Source information »
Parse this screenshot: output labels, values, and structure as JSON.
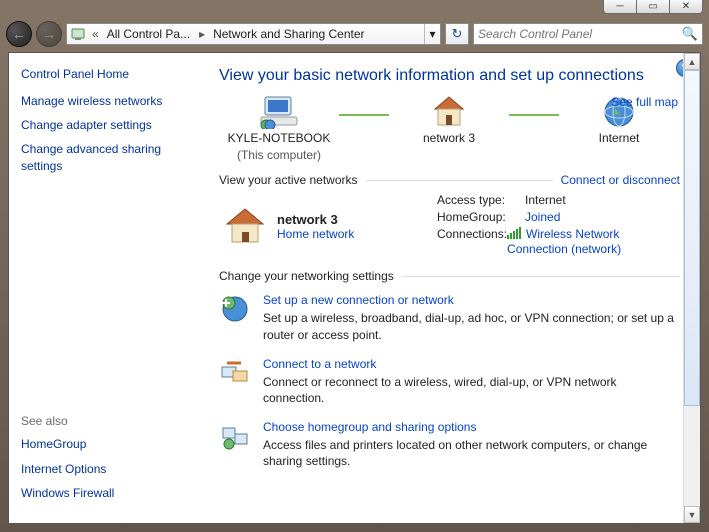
{
  "window": {
    "breadcrumb_root": "All Control Pa...",
    "breadcrumb_current": "Network and Sharing Center",
    "search_placeholder": "Search Control Panel"
  },
  "sidebar": {
    "home": "Control Panel Home",
    "links": [
      "Manage wireless networks",
      "Change adapter settings",
      "Change advanced sharing settings"
    ],
    "see_also_hd": "See also",
    "see_also": [
      "HomeGroup",
      "Internet Options",
      "Windows Firewall"
    ]
  },
  "main": {
    "title": "View your basic network information and set up connections",
    "see_full_map": "See full map",
    "map": {
      "computer": "KYLE-NOTEBOOK",
      "computer_sub": "(This computer)",
      "network": "network  3",
      "internet": "Internet"
    },
    "active_hd": "View your active networks",
    "connect_disconnect": "Connect or disconnect",
    "active": {
      "name": "network  3",
      "type": "Home network",
      "access_k": "Access type:",
      "access_v": "Internet",
      "homegroup_k": "HomeGroup:",
      "homegroup_v": "Joined",
      "conn_k": "Connections:",
      "conn_v": "Wireless Network Connection (network)"
    },
    "settings_hd": "Change your networking settings",
    "tasks": [
      {
        "title": "Set up a new connection or network",
        "desc": "Set up a wireless, broadband, dial-up, ad hoc, or VPN connection; or set up a router or access point."
      },
      {
        "title": "Connect to a network",
        "desc": "Connect or reconnect to a wireless, wired, dial-up, or VPN network connection."
      },
      {
        "title": "Choose homegroup and sharing options",
        "desc": "Access files and printers located on other network computers, or change sharing settings."
      }
    ]
  }
}
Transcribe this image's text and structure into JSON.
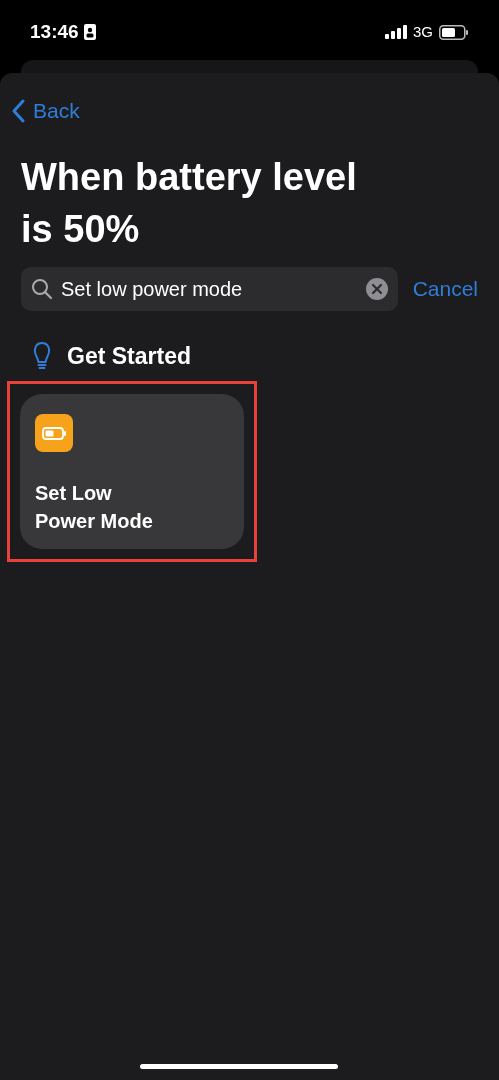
{
  "status_bar": {
    "time": "13:46",
    "network": "3G"
  },
  "nav": {
    "back": "Back"
  },
  "title": "When battery level is 50%",
  "search": {
    "value": "Set low power mode",
    "cancel": "Cancel"
  },
  "section": {
    "title": "Get Started"
  },
  "actions": [
    {
      "label": "Set Low Power Mode",
      "highlighted": true
    }
  ]
}
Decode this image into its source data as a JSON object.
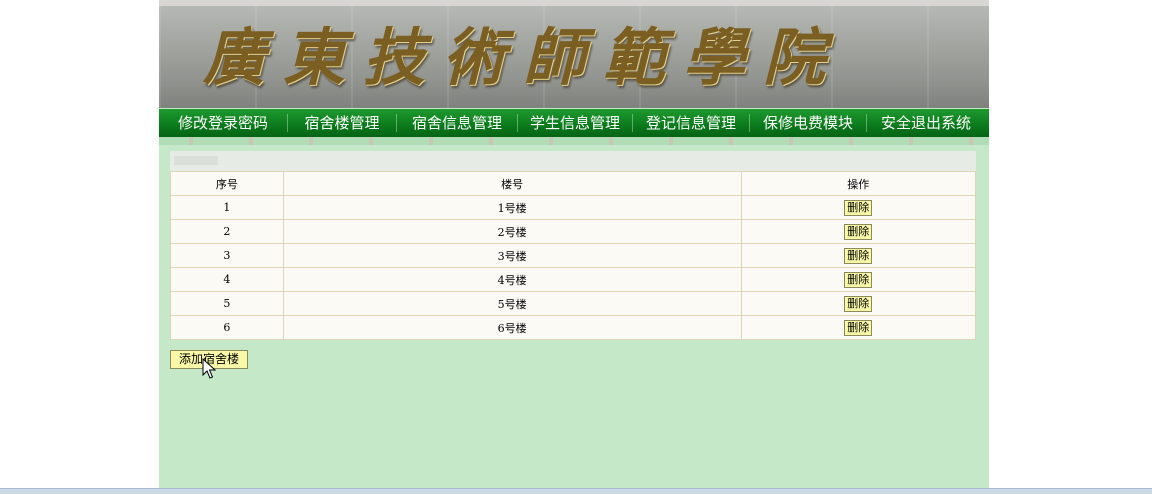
{
  "banner": {
    "title": "廣東技術師範學院"
  },
  "nav": {
    "items": [
      {
        "id": "change-password",
        "label": "修改登录密码"
      },
      {
        "id": "building-management",
        "label": "宿舍楼管理"
      },
      {
        "id": "dorm-info-management",
        "label": "宿舍信息管理"
      },
      {
        "id": "student-info-management",
        "label": "学生信息管理"
      },
      {
        "id": "registration-info-management",
        "label": "登记信息管理"
      },
      {
        "id": "repair-electricity-module",
        "label": "保修电费模块"
      },
      {
        "id": "logout",
        "label": "安全退出系统"
      }
    ]
  },
  "table": {
    "headers": {
      "index": "序号",
      "building": "楼号",
      "action": "操作"
    },
    "rows": [
      {
        "index": "1",
        "building": "1号楼",
        "action": "删除"
      },
      {
        "index": "2",
        "building": "2号楼",
        "action": "删除"
      },
      {
        "index": "3",
        "building": "3号楼",
        "action": "删除"
      },
      {
        "index": "4",
        "building": "4号楼",
        "action": "删除"
      },
      {
        "index": "5",
        "building": "5号楼",
        "action": "删除"
      },
      {
        "index": "6",
        "building": "6号楼",
        "action": "删除"
      }
    ]
  },
  "add_button": {
    "label": "添加宿舍楼"
  },
  "colors": {
    "nav_green": "#0c7c1d",
    "content_bg": "#c4e8c8",
    "button_bg": "#f9f8a8",
    "table_border": "#dcd6b8"
  }
}
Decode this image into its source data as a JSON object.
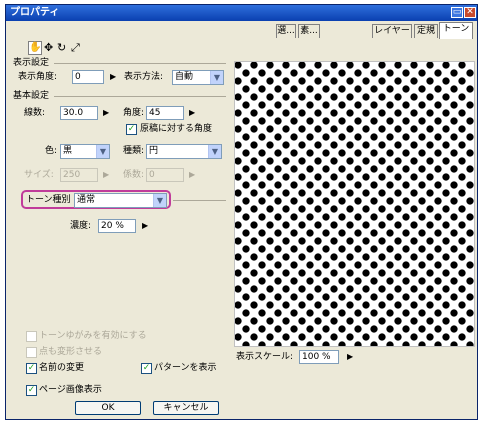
{
  "window": {
    "title": "プロパティ"
  },
  "titlebar_buttons": {
    "restore": "▭",
    "close": "✕"
  },
  "tabs": [
    {
      "label": "選..."
    },
    {
      "label": "素..."
    },
    {
      "label": "レイヤー"
    },
    {
      "label": "定規"
    },
    {
      "label": "トーン"
    }
  ],
  "toolbar": {
    "icons": [
      "hand-icon",
      "move-icon",
      "rotate-icon",
      "scale-icon"
    ]
  },
  "display": {
    "section_label": "表示設定",
    "angle_label": "表示角度:",
    "angle_value": "0",
    "method_label": "表示方法:",
    "method_value": "自動"
  },
  "basic": {
    "section_label": "基本設定",
    "lines_label": "線数:",
    "lines_value": "30.0",
    "angle_label": "角度:",
    "angle_value": "45",
    "relative_angle_label": "原稿に対する角度",
    "color_label": "色:",
    "color_value": "黒",
    "type_label": "種類:",
    "type_value": "円",
    "size_label": "サイズ:",
    "size_value": "250",
    "coef_label": "係数:",
    "coef_value": "0"
  },
  "tone_type": {
    "label": "トーン種別",
    "value": "通常"
  },
  "density": {
    "label": "濃度:",
    "value": "20 %"
  },
  "options": {
    "distortion_label": "トーンゆがみを有効にする",
    "dot_deform_label": "点も変形させる",
    "name_change_label": "名前の変更",
    "show_pattern_label": "パターンを表示",
    "page_image_label": "ページ画像表示"
  },
  "scale": {
    "label": "表示スケール:",
    "value": "100 %"
  },
  "buttons": {
    "ok": "OK",
    "cancel": "キャンセル"
  },
  "glyphs": {
    "right_arrow": "▶",
    "dropdown": "▼",
    "check": "✓"
  }
}
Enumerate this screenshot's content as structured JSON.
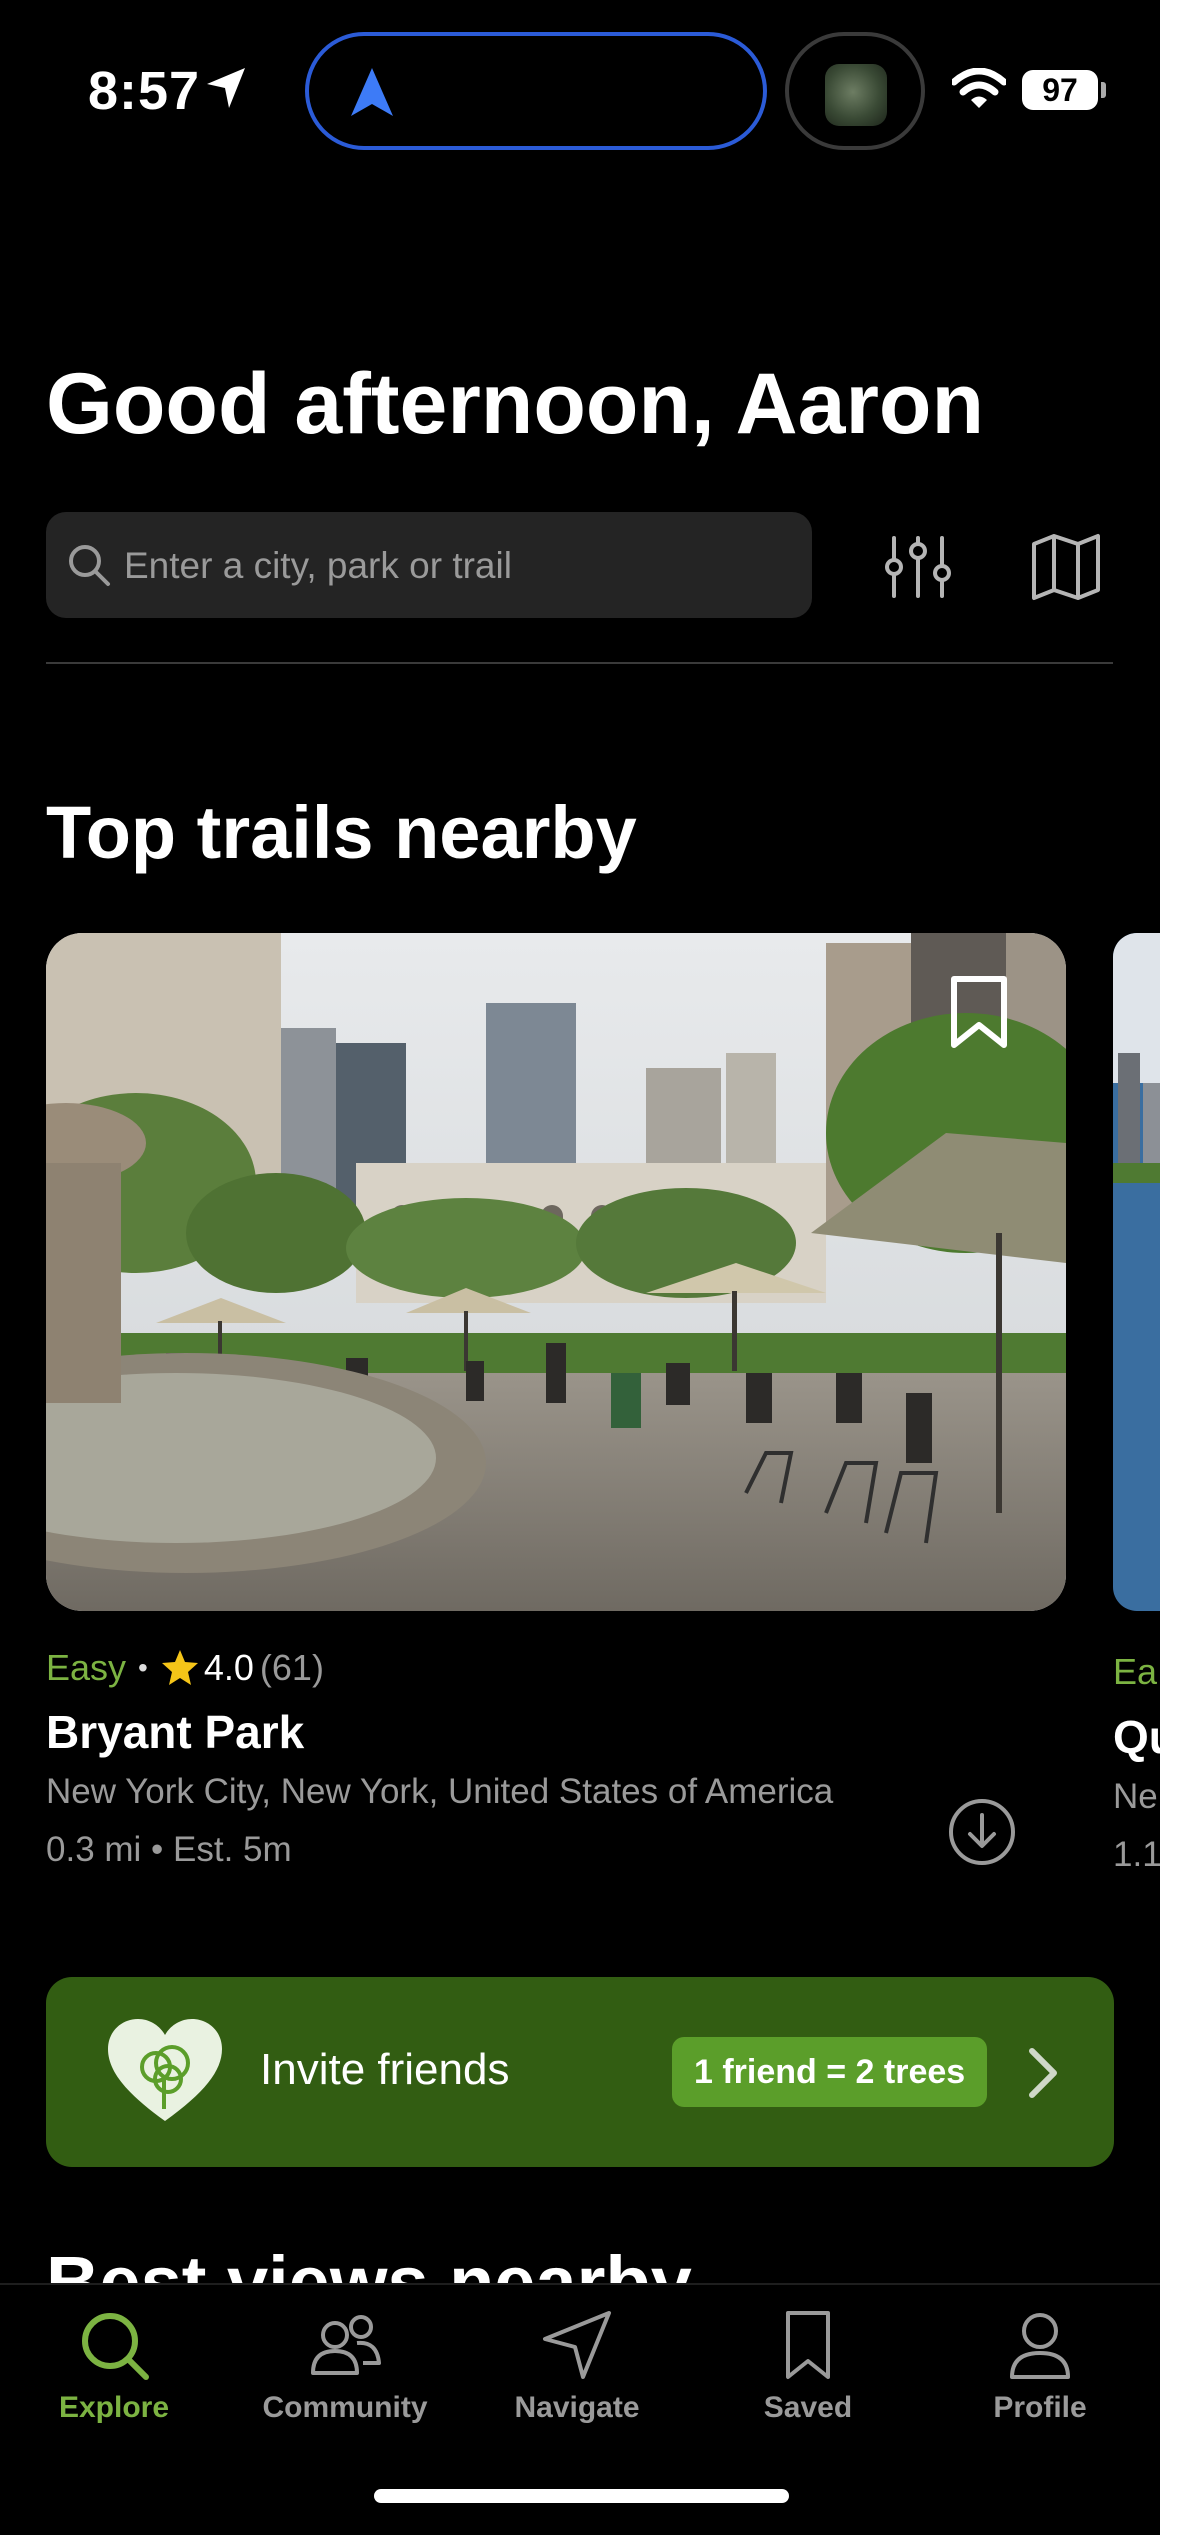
{
  "status_bar": {
    "time": "8:57",
    "battery": "97"
  },
  "greeting": "Good afternoon, Aaron",
  "search": {
    "placeholder": "Enter a city, park or trail"
  },
  "sections": {
    "top_trails": "Top trails nearby",
    "best_views": "Best views nearby"
  },
  "trails": [
    {
      "difficulty": "Easy",
      "rating": "4.0",
      "reviews": "(61)",
      "name": "Bryant Park",
      "location": "New York City, New York, United States of America",
      "distance": "0.3 mi",
      "estimate": "Est. 5m"
    },
    {
      "difficulty": "Ea",
      "name": "Qu",
      "location": "Ne",
      "distance": "1.1"
    }
  ],
  "invite": {
    "label": "Invite friends",
    "badge": "1 friend = 2 trees"
  },
  "tabs": [
    {
      "label": "Explore",
      "icon": "search-icon",
      "active": true
    },
    {
      "label": "Community",
      "icon": "people-icon",
      "active": false
    },
    {
      "label": "Navigate",
      "icon": "navigate-icon",
      "active": false
    },
    {
      "label": "Saved",
      "icon": "bookmark-icon",
      "active": false
    },
    {
      "label": "Profile",
      "icon": "person-icon",
      "active": false
    }
  ],
  "colors": {
    "accent": "#7cb342",
    "invite_bg": "#325d12",
    "badge_bg": "#5b9e2a",
    "island_border": "#2b5bd7",
    "background": "#000000"
  }
}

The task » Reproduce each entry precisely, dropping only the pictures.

Response »
Parse this screenshot: output labels, values, and structure as JSON.
{
  "window": {
    "breadcrumb_root": "All Control Pa...",
    "breadcrumb_current": "Network and Sharing Center",
    "search_placeholder": "Search Control Panel"
  },
  "sidebar": {
    "home": "Control Panel Home",
    "links": [
      "Manage wireless networks",
      "Change adapter settings",
      "Change advanced sharing settings"
    ],
    "see_also_hd": "See also",
    "see_also": [
      "HomeGroup",
      "Internet Options",
      "Windows Firewall"
    ]
  },
  "main": {
    "title": "View your basic network information and set up connections",
    "see_full_map": "See full map",
    "map": {
      "computer": "KYLE-NOTEBOOK",
      "computer_sub": "(This computer)",
      "network": "network  3",
      "internet": "Internet"
    },
    "active_hd": "View your active networks",
    "connect_disconnect": "Connect or disconnect",
    "active": {
      "name": "network  3",
      "type": "Home network",
      "access_k": "Access type:",
      "access_v": "Internet",
      "homegroup_k": "HomeGroup:",
      "homegroup_v": "Joined",
      "conn_k": "Connections:",
      "conn_v": "Wireless Network Connection (network)"
    },
    "settings_hd": "Change your networking settings",
    "tasks": [
      {
        "title": "Set up a new connection or network",
        "desc": "Set up a wireless, broadband, dial-up, ad hoc, or VPN connection; or set up a router or access point."
      },
      {
        "title": "Connect to a network",
        "desc": "Connect or reconnect to a wireless, wired, dial-up, or VPN network connection."
      },
      {
        "title": "Choose homegroup and sharing options",
        "desc": "Access files and printers located on other network computers, or change sharing settings."
      }
    ]
  }
}
Transcribe this image's text and structure into JSON.
{
  "status_bar": {
    "time": "13:46",
    "network": "3G"
  },
  "nav": {
    "back": "Back"
  },
  "title": "When battery level is 50%",
  "search": {
    "value": "Set low power mode",
    "cancel": "Cancel"
  },
  "section": {
    "title": "Get Started"
  },
  "actions": [
    {
      "label": "Set Low Power Mode",
      "highlighted": true
    }
  ]
}
Decode this image into its source data as a JSON object.
{
  "banner": {
    "title": "廣東技術師範學院"
  },
  "nav": {
    "items": [
      {
        "id": "change-password",
        "label": "修改登录密码"
      },
      {
        "id": "building-management",
        "label": "宿舍楼管理"
      },
      {
        "id": "dorm-info-management",
        "label": "宿舍信息管理"
      },
      {
        "id": "student-info-management",
        "label": "学生信息管理"
      },
      {
        "id": "registration-info-management",
        "label": "登记信息管理"
      },
      {
        "id": "repair-electricity-module",
        "label": "保修电费模块"
      },
      {
        "id": "logout",
        "label": "安全退出系统"
      }
    ]
  },
  "table": {
    "headers": {
      "index": "序号",
      "building": "楼号",
      "action": "操作"
    },
    "rows": [
      {
        "index": "1",
        "building": "1号楼",
        "action": "删除"
      },
      {
        "index": "2",
        "building": "2号楼",
        "action": "删除"
      },
      {
        "index": "3",
        "building": "3号楼",
        "action": "删除"
      },
      {
        "index": "4",
        "building": "4号楼",
        "action": "删除"
      },
      {
        "index": "5",
        "building": "5号楼",
        "action": "删除"
      },
      {
        "index": "6",
        "building": "6号楼",
        "action": "删除"
      }
    ]
  },
  "add_button": {
    "label": "添加宿舍楼"
  },
  "colors": {
    "nav_green": "#0c7c1d",
    "content_bg": "#c4e8c8",
    "button_bg": "#f9f8a8",
    "table_border": "#dcd6b8"
  }
}
Decode this image into its source data as a JSON object.
{
  "window": {
    "title": "プロパティ"
  },
  "titlebar_buttons": {
    "restore": "▭",
    "close": "✕"
  },
  "tabs": [
    {
      "label": "選..."
    },
    {
      "label": "素..."
    },
    {
      "label": "レイヤー"
    },
    {
      "label": "定規"
    },
    {
      "label": "トーン"
    }
  ],
  "toolbar": {
    "icons": [
      "hand-icon",
      "move-icon",
      "rotate-icon",
      "scale-icon"
    ]
  },
  "display": {
    "section_label": "表示設定",
    "angle_label": "表示角度:",
    "angle_value": "0",
    "method_label": "表示方法:",
    "method_value": "自動"
  },
  "basic": {
    "section_label": "基本設定",
    "lines_label": "線数:",
    "lines_value": "30.0",
    "angle_label": "角度:",
    "angle_value": "45",
    "relative_angle_label": "原稿に対する角度",
    "color_label": "色:",
    "color_value": "黒",
    "type_label": "種類:",
    "type_value": "円",
    "size_label": "サイズ:",
    "size_value": "250",
    "coef_label": "係数:",
    "coef_value": "0"
  },
  "tone_type": {
    "label": "トーン種別",
    "value": "通常"
  },
  "density": {
    "label": "濃度:",
    "value": "20 %"
  },
  "options": {
    "distortion_label": "トーンゆがみを有効にする",
    "dot_deform_label": "点も変形させる",
    "name_change_label": "名前の変更",
    "show_pattern_label": "パターンを表示",
    "page_image_label": "ページ画像表示"
  },
  "scale": {
    "label": "表示スケール:",
    "value": "100 %"
  },
  "buttons": {
    "ok": "OK",
    "cancel": "キャンセル"
  },
  "glyphs": {
    "right_arrow": "▶",
    "dropdown": "▼",
    "check": "✓"
  }
}
Enumerate this screenshot's content as structured JSON.
{
  "status_bar": {
    "time": "8:57",
    "battery": "97"
  },
  "greeting": "Good afternoon, Aaron",
  "search": {
    "placeholder": "Enter a city, park or trail"
  },
  "sections": {
    "top_trails": "Top trails nearby",
    "best_views": "Best views nearby"
  },
  "trails": [
    {
      "difficulty": "Easy",
      "rating": "4.0",
      "reviews": "(61)",
      "name": "Bryant Park",
      "location": "New York City, New York, United States of America",
      "distance": "0.3 mi",
      "estimate": "Est. 5m"
    },
    {
      "difficulty": "Ea",
      "name": "Qu",
      "location": "Ne",
      "distance": "1.1"
    }
  ],
  "invite": {
    "label": "Invite friends",
    "badge": "1 friend = 2 trees"
  },
  "tabs": [
    {
      "label": "Explore",
      "icon": "search-icon",
      "active": true
    },
    {
      "label": "Community",
      "icon": "people-icon",
      "active": false
    },
    {
      "label": "Navigate",
      "icon": "navigate-icon",
      "active": false
    },
    {
      "label": "Saved",
      "icon": "bookmark-icon",
      "active": false
    },
    {
      "label": "Profile",
      "icon": "person-icon",
      "active": false
    }
  ],
  "colors": {
    "accent": "#7cb342",
    "invite_bg": "#325d12",
    "badge_bg": "#5b9e2a",
    "island_border": "#2b5bd7",
    "background": "#000000"
  }
}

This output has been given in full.